**Exercise description:** Provide a verbatim copy of the data below.

(Collected data entries)
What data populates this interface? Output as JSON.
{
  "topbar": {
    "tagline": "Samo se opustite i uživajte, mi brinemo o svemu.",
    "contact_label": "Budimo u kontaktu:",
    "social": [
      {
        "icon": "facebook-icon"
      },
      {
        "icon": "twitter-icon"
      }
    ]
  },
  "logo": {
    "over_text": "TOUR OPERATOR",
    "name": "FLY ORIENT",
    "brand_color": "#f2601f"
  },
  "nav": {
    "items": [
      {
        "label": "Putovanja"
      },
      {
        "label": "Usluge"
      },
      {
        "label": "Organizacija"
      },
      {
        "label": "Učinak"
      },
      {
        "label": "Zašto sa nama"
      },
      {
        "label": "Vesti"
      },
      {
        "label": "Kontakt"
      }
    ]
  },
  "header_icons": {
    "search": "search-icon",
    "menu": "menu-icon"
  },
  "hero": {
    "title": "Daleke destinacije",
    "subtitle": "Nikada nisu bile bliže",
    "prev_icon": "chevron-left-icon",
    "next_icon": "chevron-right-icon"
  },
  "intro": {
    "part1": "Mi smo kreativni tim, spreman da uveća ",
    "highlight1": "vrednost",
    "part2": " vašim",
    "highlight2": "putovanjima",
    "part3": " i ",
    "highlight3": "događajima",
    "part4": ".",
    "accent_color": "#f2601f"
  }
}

**Written reply:**
What data populates this interface? Output as JSON.
{
  "topbar": {
    "tagline": "Samo se opustite i uživajte, mi brinemo o svemu.",
    "contact_label": "Budimo u kontaktu:",
    "social": [
      {
        "icon": "facebook-icon"
      },
      {
        "icon": "twitter-icon"
      }
    ]
  },
  "logo": {
    "over_text": "TOUR OPERATOR",
    "name": "FLY ORIENT",
    "brand_color": "#f2601f"
  },
  "nav": {
    "items": [
      {
        "label": "Putovanja"
      },
      {
        "label": "Usluge"
      },
      {
        "label": "Organizacija"
      },
      {
        "label": "Učinak"
      },
      {
        "label": "Zašto sa nama"
      },
      {
        "label": "Vesti"
      },
      {
        "label": "Kontakt"
      }
    ]
  },
  "header_icons": {
    "search": "search-icon",
    "menu": "menu-icon"
  },
  "hero": {
    "title": "Daleke destinacije",
    "subtitle": "Nikada nisu bile bliže",
    "prev_icon": "chevron-left-icon",
    "next_icon": "chevron-right-icon"
  },
  "intro": {
    "part1": "Mi smo kreativni tim, spreman da uveća ",
    "highlight1": "vrednost",
    "part2": " vašim",
    "highlight2": "putovanjima",
    "part3": " i ",
    "highlight3": "događajima",
    "part4": ".",
    "accent_color": "#f2601f"
  }
}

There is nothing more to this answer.